  • Invest in a Canada-wide early learning and childcare system and subsidize before-and after-school programs
  • Promote entrepreneurship through accelerating the Women’s Entrepreneurship Strategy
  • Accelerate the goal to establish a national, universal pharmacare program
  • Increase Old Age Security pension at age 75
  • Boost the Canada Pension Plan survivor’s benefit
  • Introduce a Disability Inclusion Plan, which will include a new Canadian Disability Benefit, similar to the Guaranteed Income Supplement received by lower-income seniors
  • Invest in several initiatives addressing climate change including increasing transit, making zero-emissions vehicles more affordable, focusing on clean energy projects such as the Atlantic Loop, and banning single-use plastics next year
  • Accelerate the Universal Broadband Fund to provide high-speed internet across the country
  • Compensate farmers in supply managed sectors for recent trade agreements
  • Increase investment in housing to address chronic homelessness
  • Accelerate funding for shelters and transition housing for vulnerable women
  • Continue the path to reconciliation by addressing infrastructure gaps in Indigenous communities, improve access to clean drinking water, and continue the work on MMIWG, among other initiatives
  • Address systemic racism through the economic empowerment for specific communities, increase representation in hiring and leadership in the Public Service, and support the artistic and economic contributions of Black Canadian culture and heritage

Conclusion

With the introduction of several new programs, the expansion of existing programs, and the continuation of several COVID-19 support programs, it is uncertain how the cost of implementing all of these programs will be financed. In the Speech, the Prime Minister stated that “Canadians should not have to take on debt that their government can better shoulder.” Given the limited tax revenues that would likely be raised by changes to the stock option deduction rules and the digital giants tax mentioned above, the question remains whether these programs will need to be financed by additional tax increases that have not been mentioned in this year’s Speech. Additional details are likely to follow, as the government also stated it would release an update to Canada’s COVID-19 Economic Response Plan this fall.

The federal Liberal government is in a minority position and would need support from one or more political parties to ensure it is not defeated, as the Throne Speech requires a vote of confidence. If the government does not receive enough support from the other political parties, the result would be a federal election, which would add additional challenges during an already tumultuous time.

After the Throne Speech, the Conservatives stated they would not support the government and the Bloc Quebecois suggested the same, if certain conditions were not met. The NDP is also asking for additional legislative changes to be introduced by the government, although they appear more likely to support the government at this time.

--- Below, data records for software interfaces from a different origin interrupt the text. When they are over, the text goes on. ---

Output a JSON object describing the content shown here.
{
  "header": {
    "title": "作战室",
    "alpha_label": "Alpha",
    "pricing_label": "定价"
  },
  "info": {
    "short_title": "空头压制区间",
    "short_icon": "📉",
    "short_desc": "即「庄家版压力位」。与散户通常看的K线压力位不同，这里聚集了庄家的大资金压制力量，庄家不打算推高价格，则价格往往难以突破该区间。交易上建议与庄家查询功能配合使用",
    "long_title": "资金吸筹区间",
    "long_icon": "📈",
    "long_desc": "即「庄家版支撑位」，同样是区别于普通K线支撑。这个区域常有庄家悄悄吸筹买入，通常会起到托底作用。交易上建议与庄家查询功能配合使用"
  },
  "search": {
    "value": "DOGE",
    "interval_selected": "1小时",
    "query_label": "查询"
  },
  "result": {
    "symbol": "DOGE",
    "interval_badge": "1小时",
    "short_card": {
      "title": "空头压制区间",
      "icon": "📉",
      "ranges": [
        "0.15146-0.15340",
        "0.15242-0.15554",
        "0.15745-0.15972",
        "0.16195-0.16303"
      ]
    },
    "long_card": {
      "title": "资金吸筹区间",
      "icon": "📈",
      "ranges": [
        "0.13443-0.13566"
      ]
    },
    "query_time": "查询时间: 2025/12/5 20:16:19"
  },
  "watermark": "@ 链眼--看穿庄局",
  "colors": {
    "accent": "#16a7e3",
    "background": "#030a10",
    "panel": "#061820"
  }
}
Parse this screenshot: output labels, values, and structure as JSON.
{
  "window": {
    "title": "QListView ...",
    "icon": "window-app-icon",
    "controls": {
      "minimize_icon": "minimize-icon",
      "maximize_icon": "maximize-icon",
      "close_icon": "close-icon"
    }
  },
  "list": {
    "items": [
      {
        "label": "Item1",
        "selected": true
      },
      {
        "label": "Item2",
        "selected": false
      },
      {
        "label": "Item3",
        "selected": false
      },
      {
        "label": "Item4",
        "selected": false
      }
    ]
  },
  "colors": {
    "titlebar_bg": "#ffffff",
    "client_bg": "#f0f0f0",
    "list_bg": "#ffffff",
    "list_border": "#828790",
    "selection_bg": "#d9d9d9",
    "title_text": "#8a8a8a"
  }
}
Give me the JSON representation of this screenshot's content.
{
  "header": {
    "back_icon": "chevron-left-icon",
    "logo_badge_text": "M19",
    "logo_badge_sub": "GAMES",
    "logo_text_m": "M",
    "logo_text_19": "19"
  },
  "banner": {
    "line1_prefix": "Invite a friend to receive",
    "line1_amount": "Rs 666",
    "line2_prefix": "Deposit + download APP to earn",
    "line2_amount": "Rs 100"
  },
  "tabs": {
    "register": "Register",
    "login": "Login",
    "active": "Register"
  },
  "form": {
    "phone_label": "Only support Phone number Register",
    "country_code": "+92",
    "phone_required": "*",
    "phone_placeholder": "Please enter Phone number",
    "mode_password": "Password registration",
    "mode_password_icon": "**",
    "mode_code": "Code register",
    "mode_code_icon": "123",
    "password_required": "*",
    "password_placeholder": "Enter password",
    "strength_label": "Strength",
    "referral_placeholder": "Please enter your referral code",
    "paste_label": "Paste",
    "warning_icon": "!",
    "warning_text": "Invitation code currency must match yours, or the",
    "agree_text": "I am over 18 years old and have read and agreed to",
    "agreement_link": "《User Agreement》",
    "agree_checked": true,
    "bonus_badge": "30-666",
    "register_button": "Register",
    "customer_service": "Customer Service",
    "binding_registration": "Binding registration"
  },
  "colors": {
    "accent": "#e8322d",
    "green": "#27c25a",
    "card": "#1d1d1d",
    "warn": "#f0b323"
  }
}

The vote on the Speech to decide whether the government can implement at least parts of this plan will take place later this month.

 

[1] The BCAP provides loan guarantees on up to $6.25 million to small and medium sized businesses to help them cover their operating costs.

[2] As part of the Liberals’ most recent election platform, a 3% tax on the income of international digital corporations was introduced that would apply to businesses with worldwide income of at least $1 billion and Canadian revenues of over $40 million.

[3] As part of the Liberals’ most recent election platform, both the federal small business tax rate and general corporate tax rate would be cut in half for companies considered to be “clean tech” businesses.

[4] As part of the Liberals’ most recent election platform, the maximum home value for homes eligible for the incentive would be increased from $500,000 to $800,000.